Your job is to return each record exactly, minus any pictures.

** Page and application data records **
--- START ---
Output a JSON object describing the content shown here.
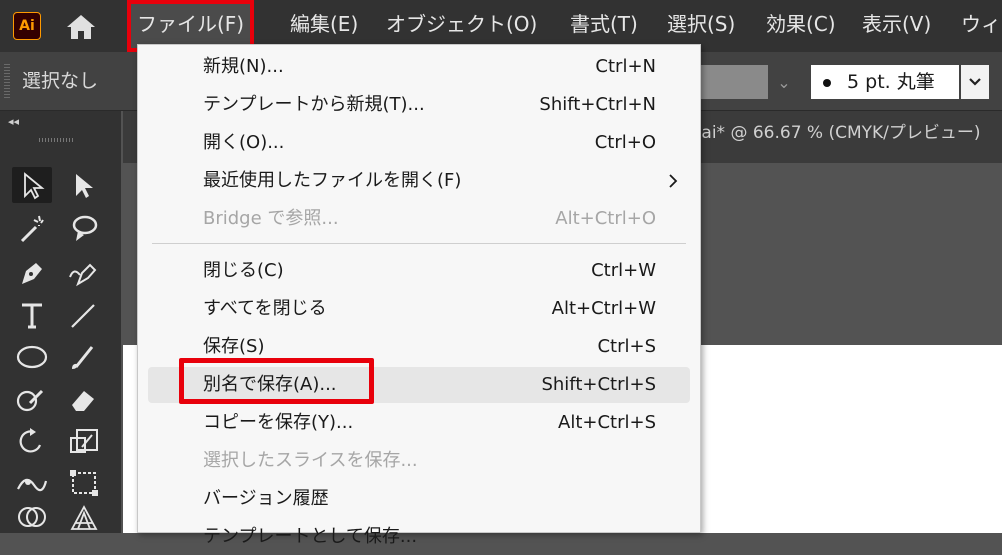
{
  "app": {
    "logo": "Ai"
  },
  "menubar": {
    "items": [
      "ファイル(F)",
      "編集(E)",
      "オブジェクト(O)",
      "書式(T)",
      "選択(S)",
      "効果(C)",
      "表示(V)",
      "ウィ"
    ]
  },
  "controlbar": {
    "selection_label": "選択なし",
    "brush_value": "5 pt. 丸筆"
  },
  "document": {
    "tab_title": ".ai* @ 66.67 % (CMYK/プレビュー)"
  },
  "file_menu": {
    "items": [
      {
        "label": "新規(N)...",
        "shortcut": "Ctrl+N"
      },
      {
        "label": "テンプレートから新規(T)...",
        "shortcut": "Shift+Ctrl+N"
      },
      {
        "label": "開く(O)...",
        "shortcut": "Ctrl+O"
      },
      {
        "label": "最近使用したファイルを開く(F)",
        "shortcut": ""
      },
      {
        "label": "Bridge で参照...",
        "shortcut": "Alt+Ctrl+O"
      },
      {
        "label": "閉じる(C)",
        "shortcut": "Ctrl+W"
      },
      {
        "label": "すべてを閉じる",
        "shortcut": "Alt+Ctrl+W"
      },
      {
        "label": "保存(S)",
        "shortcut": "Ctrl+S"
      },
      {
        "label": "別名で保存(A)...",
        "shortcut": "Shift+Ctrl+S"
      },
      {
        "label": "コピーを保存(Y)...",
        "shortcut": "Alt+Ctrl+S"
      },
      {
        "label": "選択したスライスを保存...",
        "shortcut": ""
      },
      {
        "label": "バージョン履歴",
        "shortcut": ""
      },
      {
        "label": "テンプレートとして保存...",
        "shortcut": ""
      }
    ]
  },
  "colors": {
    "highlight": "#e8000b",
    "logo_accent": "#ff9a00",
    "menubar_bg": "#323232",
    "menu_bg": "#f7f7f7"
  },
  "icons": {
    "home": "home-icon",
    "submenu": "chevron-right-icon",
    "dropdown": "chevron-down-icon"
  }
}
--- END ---
** Result **
Output a JSON object describing the content shown here.
{
  "app": {
    "logo": "Ai"
  },
  "menubar": {
    "items": [
      "ファイル(F)",
      "編集(E)",
      "オブジェクト(O)",
      "書式(T)",
      "選択(S)",
      "効果(C)",
      "表示(V)",
      "ウィ"
    ]
  },
  "controlbar": {
    "selection_label": "選択なし",
    "brush_value": "5 pt. 丸筆"
  },
  "document": {
    "tab_title": ".ai* @ 66.67 % (CMYK/プレビュー)"
  },
  "file_menu": {
    "items": [
      {
        "label": "新規(N)...",
        "shortcut": "Ctrl+N"
      },
      {
        "label": "テンプレートから新規(T)...",
        "shortcut": "Shift+Ctrl+N"
      },
      {
        "label": "開く(O)...",
        "shortcut": "Ctrl+O"
      },
      {
        "label": "最近使用したファイルを開く(F)",
        "shortcut": ""
      },
      {
        "label": "Bridge で参照...",
        "shortcut": "Alt+Ctrl+O"
      },
      {
        "label": "閉じる(C)",
        "shortcut": "Ctrl+W"
      },
      {
        "label": "すべてを閉じる",
        "shortcut": "Alt+Ctrl+W"
      },
      {
        "label": "保存(S)",
        "shortcut": "Ctrl+S"
      },
      {
        "label": "別名で保存(A)...",
        "shortcut": "Shift+Ctrl+S"
      },
      {
        "label": "コピーを保存(Y)...",
        "shortcut": "Alt+Ctrl+S"
      },
      {
        "label": "選択したスライスを保存...",
        "shortcut": ""
      },
      {
        "label": "バージョン履歴",
        "shortcut": ""
      },
      {
        "label": "テンプレートとして保存...",
        "shortcut": ""
      }
    ]
  },
  "colors": {
    "highlight": "#e8000b",
    "logo_accent": "#ff9a00",
    "menubar_bg": "#323232",
    "menu_bg": "#f7f7f7"
  },
  "icons": {
    "home": "home-icon",
    "submenu": "chevron-right-icon",
    "dropdown": "chevron-down-icon"
  }
}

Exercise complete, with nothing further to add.